Lessons learned from accelerated product launches
An industry adage asserts that you only have one chance to launch successfully. With the competitive landscape always in flux, biopharma brands already face serious challenges to the task. Then there’s the prospect of an accelerated launch when a one-year launch date gets cut in half. You are left with the twin realities: you can get to market and start earning sooner, but you don’t really have time to do it in the most judicious way. Here are some lessons learned that help mitigate some of the risks.
Assess the stakes
First, organize the challenges with an eye toward deriving a formula of sorts:
• Have you arrived at a strategy that will differentiate and create maximum impact?
• Is your reimbursement path clear to take off?

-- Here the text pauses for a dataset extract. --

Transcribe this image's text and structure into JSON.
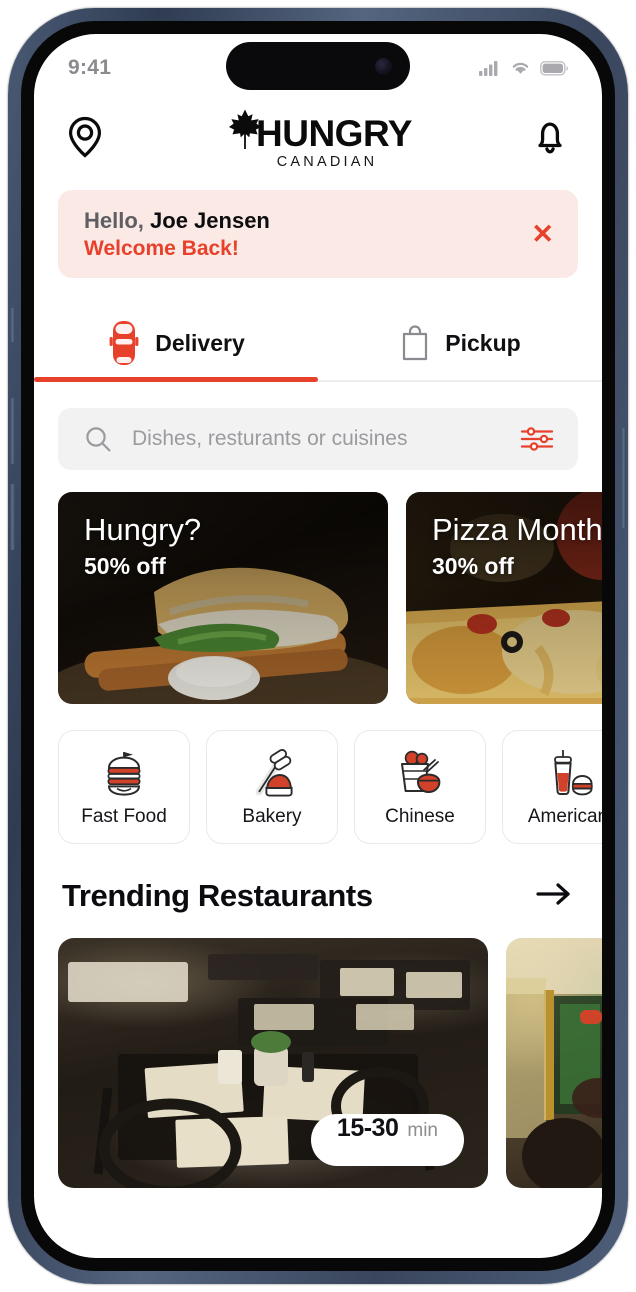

• Do you have your HUB services ready to support the brand?
• Are your personal and non-personal selling assets in place?
Depending on the answers to these questions, you must conduct scenario planning that assigns values to each piece of the puzzle. For example, ensuring that your brand is reimbursable and well-placed on formularies is a 10 out of 10 priority, as this will significantly blunt any promotional campaign’s effect. Meanwhile, having personal selling assets onboard and ready rates, say, a 6 out of 10, because you can have a “soft” launch and arm the field with the package insert and trial data to plug the gap for a few months and then officially launch with the full suite of launch promotional assets.
Take command of your opportunity
Rather than letting the FDA’s uncertain actions rule the day, take back control by setting your own timetable. Even with an early approval, perhaps it isn’t the right time to bring your asset to market. If the nod comes at year’s end, the target community may be too busy celebrating holidays to be captivated by a launch. Or the market landscape could determine timing. Giving a competitor even a few months out in front may delay your ability to catch up, or worse, disallow your brand to catch up at all.
Examine your special circumstance
If your brand is a first-in-class entity—versus a new entrant in an existing class—the stakes for early market uptake are much higher. Your market-shaping campaign may have to play out for longer than expected to clarify the unmet need to which your brand is the best answer. Of course, you could always elect to run both a market-shaping and branded campaign simultaneously.
If you are neck-and-neck with another breakthrough brand in your class, getting to market sooner will help you to better control the conversation. One other factor to consider presumes that your brand received an early approval because it is a life-saving therapy. In this case, the market will come to you as you reach out to engage. A market need already exists. The goodwill of releasing such a therapy—even if the timing isn’t perfect—will earn your brand a special esteem.
The immediate temptation to launch early on the FDA’s timetable is naturally driven by the extra earnings potential of getting into the market as soon as possible. If, on the other hand, you wait and launch when you are more prepared to do it right, your return on investment might out-perform the income that a rushed launch affords you. In this case, circumstances may compel you to conduct a re-launch, which is not only expensive, but also potentially confusing to your customers.
Fortunately, you can rest assured that you are not the only brand that has ever faced an early launch. The industry is replete with examples of good and bad early launches so you can benchmark against them to inform your own actions. Choose wisely.